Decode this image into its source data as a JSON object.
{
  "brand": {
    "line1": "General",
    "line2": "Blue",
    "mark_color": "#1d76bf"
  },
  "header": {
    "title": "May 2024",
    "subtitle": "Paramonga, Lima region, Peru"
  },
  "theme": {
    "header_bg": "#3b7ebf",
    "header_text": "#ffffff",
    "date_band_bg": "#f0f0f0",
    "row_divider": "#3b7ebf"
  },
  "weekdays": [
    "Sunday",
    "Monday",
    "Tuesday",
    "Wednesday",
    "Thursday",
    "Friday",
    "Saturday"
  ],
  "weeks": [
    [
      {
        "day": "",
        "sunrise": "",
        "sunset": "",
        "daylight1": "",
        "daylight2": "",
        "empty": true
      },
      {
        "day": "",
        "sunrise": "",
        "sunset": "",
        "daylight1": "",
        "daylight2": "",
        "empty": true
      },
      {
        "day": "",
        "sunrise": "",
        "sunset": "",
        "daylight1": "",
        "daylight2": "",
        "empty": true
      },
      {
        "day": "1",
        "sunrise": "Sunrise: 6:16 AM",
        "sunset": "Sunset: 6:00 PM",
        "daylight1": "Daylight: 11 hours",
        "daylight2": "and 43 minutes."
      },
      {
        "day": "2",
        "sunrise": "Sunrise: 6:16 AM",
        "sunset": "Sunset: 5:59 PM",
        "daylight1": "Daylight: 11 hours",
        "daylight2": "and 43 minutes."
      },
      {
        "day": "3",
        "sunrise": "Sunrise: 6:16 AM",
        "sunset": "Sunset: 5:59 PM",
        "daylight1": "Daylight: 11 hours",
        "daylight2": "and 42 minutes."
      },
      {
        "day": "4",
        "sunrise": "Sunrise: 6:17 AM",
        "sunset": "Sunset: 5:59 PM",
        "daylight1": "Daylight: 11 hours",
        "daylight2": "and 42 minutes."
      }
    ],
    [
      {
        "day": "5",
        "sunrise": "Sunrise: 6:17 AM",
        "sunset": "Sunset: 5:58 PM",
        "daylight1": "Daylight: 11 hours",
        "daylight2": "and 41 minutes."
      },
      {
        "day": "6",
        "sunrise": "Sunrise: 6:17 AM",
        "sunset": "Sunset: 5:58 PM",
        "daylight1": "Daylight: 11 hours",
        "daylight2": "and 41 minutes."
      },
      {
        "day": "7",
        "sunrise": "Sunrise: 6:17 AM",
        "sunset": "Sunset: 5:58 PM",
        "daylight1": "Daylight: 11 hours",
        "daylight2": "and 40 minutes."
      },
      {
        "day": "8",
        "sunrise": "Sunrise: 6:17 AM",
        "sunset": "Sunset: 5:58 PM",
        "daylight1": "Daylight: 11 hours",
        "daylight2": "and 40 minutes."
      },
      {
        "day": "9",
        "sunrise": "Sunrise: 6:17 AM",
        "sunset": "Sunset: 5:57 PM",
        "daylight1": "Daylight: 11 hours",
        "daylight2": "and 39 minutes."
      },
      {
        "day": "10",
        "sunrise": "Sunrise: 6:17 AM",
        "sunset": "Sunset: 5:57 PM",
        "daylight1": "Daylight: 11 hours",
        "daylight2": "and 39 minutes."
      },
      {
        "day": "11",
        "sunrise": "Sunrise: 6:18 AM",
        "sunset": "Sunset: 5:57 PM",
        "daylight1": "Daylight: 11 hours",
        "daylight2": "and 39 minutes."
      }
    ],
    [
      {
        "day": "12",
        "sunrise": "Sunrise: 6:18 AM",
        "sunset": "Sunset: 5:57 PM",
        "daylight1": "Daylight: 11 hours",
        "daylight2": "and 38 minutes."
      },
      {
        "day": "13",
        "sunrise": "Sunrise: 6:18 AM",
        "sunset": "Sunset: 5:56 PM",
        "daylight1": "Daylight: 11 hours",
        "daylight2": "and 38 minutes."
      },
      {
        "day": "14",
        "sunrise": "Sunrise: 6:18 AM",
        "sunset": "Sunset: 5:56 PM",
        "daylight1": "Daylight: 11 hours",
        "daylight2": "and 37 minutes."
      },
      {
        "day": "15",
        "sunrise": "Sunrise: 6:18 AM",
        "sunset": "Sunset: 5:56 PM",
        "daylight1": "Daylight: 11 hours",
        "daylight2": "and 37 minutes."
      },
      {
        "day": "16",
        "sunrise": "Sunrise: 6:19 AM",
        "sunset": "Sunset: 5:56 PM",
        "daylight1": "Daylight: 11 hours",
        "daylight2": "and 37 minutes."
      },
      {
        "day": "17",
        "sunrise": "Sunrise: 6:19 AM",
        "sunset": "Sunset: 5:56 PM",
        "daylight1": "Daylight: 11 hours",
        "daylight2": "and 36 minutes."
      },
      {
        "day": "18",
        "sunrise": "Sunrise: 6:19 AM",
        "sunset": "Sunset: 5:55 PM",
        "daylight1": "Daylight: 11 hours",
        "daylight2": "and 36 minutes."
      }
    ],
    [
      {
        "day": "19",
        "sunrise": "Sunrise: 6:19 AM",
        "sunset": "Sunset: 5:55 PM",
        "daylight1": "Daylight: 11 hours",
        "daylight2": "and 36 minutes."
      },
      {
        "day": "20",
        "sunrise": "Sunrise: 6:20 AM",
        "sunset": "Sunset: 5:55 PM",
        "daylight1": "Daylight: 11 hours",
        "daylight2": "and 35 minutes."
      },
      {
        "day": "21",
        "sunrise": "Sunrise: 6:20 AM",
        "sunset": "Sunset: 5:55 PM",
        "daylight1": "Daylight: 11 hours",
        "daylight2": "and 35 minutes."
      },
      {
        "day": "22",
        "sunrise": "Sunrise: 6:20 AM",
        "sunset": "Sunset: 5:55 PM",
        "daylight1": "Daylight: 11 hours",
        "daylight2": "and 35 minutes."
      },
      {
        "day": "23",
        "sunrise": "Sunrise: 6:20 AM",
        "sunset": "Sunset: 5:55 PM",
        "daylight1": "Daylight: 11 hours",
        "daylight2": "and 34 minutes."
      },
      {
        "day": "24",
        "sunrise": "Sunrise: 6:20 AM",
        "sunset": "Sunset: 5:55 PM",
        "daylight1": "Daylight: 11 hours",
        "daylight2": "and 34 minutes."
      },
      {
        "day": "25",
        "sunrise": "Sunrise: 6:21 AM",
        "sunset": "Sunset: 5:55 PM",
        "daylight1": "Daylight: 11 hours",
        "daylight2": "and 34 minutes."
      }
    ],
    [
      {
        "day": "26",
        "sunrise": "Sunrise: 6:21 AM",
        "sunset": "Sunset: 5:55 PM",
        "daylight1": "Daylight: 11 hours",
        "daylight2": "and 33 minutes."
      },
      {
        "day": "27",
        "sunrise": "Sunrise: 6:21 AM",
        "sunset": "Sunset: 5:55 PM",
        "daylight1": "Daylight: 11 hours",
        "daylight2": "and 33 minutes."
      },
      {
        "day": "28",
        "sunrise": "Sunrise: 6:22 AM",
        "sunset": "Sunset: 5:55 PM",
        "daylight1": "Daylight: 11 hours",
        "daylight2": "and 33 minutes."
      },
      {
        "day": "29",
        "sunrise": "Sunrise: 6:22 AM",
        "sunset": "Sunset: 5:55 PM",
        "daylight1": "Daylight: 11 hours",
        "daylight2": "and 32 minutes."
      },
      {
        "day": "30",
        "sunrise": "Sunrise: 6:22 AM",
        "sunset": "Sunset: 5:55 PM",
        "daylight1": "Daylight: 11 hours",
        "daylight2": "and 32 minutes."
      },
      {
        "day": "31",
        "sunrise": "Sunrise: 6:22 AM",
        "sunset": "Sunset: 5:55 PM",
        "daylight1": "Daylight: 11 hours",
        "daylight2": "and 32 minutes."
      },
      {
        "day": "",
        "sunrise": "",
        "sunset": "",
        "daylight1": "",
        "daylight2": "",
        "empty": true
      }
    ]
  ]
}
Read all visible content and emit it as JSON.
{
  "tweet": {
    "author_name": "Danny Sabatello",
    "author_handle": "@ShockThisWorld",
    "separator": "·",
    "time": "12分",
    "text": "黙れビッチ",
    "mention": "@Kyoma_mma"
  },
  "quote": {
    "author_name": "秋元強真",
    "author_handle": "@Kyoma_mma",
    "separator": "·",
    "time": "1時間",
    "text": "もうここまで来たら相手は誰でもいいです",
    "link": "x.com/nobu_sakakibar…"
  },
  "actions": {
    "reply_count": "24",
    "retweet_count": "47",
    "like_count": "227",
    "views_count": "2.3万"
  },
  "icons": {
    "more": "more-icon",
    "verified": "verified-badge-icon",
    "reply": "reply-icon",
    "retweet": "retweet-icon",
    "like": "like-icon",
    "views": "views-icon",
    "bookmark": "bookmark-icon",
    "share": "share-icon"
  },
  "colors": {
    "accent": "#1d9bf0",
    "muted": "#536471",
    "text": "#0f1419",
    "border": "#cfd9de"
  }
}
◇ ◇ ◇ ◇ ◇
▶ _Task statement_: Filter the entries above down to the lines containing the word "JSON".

▶ _Completed exercise_:
Decode this image into its source data as a JSON object.
Read all visible content and emit it as JSON.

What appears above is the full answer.